OF course it is “wonderful” for care home patients to get the vaccine first, as they themselves say.

But the appalling death toll in our care homes was reported to be due to cross-contamination of staff working in several homes and to the NHS deliberately transferring hospital patients into them, without first testing them.

Both of these matters followed from the public health authorities’ jealous insistence on limiting testing to their own laboratories and excluding the offers from private, academic and charity labs until far too late.

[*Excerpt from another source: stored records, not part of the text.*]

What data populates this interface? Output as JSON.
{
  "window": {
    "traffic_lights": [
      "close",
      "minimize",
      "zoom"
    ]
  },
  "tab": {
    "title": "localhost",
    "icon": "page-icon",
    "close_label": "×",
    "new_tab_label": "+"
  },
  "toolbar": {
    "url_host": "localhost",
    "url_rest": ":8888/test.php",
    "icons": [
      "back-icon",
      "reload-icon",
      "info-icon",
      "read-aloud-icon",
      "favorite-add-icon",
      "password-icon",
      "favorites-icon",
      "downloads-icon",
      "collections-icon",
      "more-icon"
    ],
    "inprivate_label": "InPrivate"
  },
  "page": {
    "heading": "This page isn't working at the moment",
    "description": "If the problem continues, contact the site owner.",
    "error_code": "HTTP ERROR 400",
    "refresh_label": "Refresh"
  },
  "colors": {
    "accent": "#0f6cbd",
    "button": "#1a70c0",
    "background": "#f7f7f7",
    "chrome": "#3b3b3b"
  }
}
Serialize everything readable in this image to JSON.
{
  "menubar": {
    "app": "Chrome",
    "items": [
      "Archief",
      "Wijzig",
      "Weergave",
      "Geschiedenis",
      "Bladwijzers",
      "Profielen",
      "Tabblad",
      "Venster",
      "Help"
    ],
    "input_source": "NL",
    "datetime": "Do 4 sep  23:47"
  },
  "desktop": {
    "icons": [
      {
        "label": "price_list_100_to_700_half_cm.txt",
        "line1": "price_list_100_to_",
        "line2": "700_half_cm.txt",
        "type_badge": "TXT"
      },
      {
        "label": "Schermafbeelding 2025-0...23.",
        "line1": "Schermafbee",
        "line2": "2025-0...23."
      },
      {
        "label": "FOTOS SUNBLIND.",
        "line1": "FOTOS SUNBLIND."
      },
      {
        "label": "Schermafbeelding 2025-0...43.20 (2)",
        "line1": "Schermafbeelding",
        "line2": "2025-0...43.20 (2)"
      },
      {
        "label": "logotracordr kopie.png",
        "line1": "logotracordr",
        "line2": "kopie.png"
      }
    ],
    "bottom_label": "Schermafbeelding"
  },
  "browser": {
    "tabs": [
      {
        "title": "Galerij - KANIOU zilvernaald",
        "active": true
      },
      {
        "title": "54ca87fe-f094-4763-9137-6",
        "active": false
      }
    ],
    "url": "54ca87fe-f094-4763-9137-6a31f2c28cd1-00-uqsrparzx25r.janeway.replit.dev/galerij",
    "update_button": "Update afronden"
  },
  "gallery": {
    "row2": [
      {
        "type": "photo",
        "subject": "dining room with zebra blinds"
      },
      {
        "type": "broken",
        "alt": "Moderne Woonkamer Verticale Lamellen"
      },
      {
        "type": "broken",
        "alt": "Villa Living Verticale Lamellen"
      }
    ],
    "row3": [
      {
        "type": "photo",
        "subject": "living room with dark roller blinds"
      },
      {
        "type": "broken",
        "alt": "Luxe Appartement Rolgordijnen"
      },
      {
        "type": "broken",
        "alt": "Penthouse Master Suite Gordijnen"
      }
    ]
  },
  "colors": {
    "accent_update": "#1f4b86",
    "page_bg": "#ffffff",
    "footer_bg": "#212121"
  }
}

The effect is that younger generations have to wait. But the probable consequences of that are a slower economic recovery and rather more younger people dying well before their time.

We need to return our economy to normal, and to generate the wealth and taxes for our health and other public services from January onwards.

However sad it is for those of us over 75, we are not “needed” to anything like the same extent; and most of us can take the right actions for ourselves and for society’s benefit. Surely the immediate priority should be health and care workers, school teachers, the military and emergency services, plus essential and certain other workers in private industry.

John Birkett, St. Andrews, Fife

Where is the evidence?

AS viruses have historically demonstrated their ability to mutate, it can hardly have come as a surprise to learn that there is evidence of the Covid-19 virus having done so.

We are repeatedly advised that Government ministers “follow the evidence”..

The Health Secretary, Matt Hancock, “suggests” that the Pfizer/BioNTech vaccine should still be effective.

It has to be asked, where is the evidence to support such a claim? It may be fairer to say that the present vaccine may provide a measure of protection against any newly emerging strain though this yet remains to be confirmed.

Malcolm Allan, Bishopbriggs

Climate change and propaganda

THE BBC continually reports that every unusual or extreme weather event is caused by mankind’s emissions. A less polite person might say that the BBC are telling blatant lies.

The BBC has become the propaganda machine for the climate change industry which sucks in taxpayers’ money and pays its far-too-numerous apostles huge salaries to spit out warnings of a climate apocalypse.

The BBC blamed the derailment of a train in Stonehaven on “climate change’’. So much for the BBC Charter obligation “to provide duly accurate and impartial news”.

The UN Intergovernmental Panel on Climate Change (IPCC) has repeatedly said that there is limited scientific evidence to link human-caused climate change to extreme weather. The IPCC stated it had “low confidence” of any impact on the frequency or severity of floods, that hurricanes and tropical cyclones show a decreasing trend, and that droughts were less severe.

Clark Cross, Linlithgow

Gunboats and the language of war

NEIL Mackay’s use of the word ‘gunboat’ (“Brexit speaks of the death rattle of English nationalism”, December 15) certainly gives us a glimpse of a person’s soul, in this case his own.

Mr Mackay might like to confirm with minimal research that the United Kingdom does not possess any ‘gunboats’.

The word is used by the ignorant, or those who are stuck in 19th-century history. I’m not sure which it is in Mr Mackay’s case, or perhaps it is merely him reporting tabloid headlines rather than actual government announcements.

Let him ask the fishermen of the North-East of Scotland if fisheries protection is just English nationalism.

John Burton, Thornhill, Dumfriesshire

Sweating? No, merely swearing

I, UNFORTUNATELY, misread The Herald the day before yesterday. I thought your article said that Fergus Ewing was having a “sweaty rant” and I thought, haven’t the Scottish people suffered enough this year without this being reported as well? Luckily it was a ‘sweary rant’, which is more palatable.

David Bone, Girvan, South Ayrshire

Cobalt mining in the DRC

ON December 15 The Herald featured a couple of articles promoting electric car-charging points.

Every time I see an article on electric cars an image enters my mind of the tens of thousands of child labourers who are sent underground in the Democratic Republic of Congo in terrible, dangerous conditions for a dollar or two per day in illegal mines to extract cobalt, a vital ingredient in high-performance batteries.

Geoff Moore, Alness

Sorry, Rosemary, not this year

TO add to John Dunlop’s list

of non-starter songs this Christmas (letters, December 15), how about the catchy “Come on-a my house, my house-a come on”, popularised in the 1950s by Rosemary Clooney ?

Alan Fitzpatrick, Dunlop, Ayrshire

Mile after mile, after mile ...

YOUR headline, “Wait continues as UK and EU ‘go extra mile’ in bid to seal Brexit deal” leads me to reflect that some of us have been “going our mile” over Brexit, independence, and other issues, in Letters for quite some time, and nothing has changed.

So good luck with that.

R Russell Smith, Largs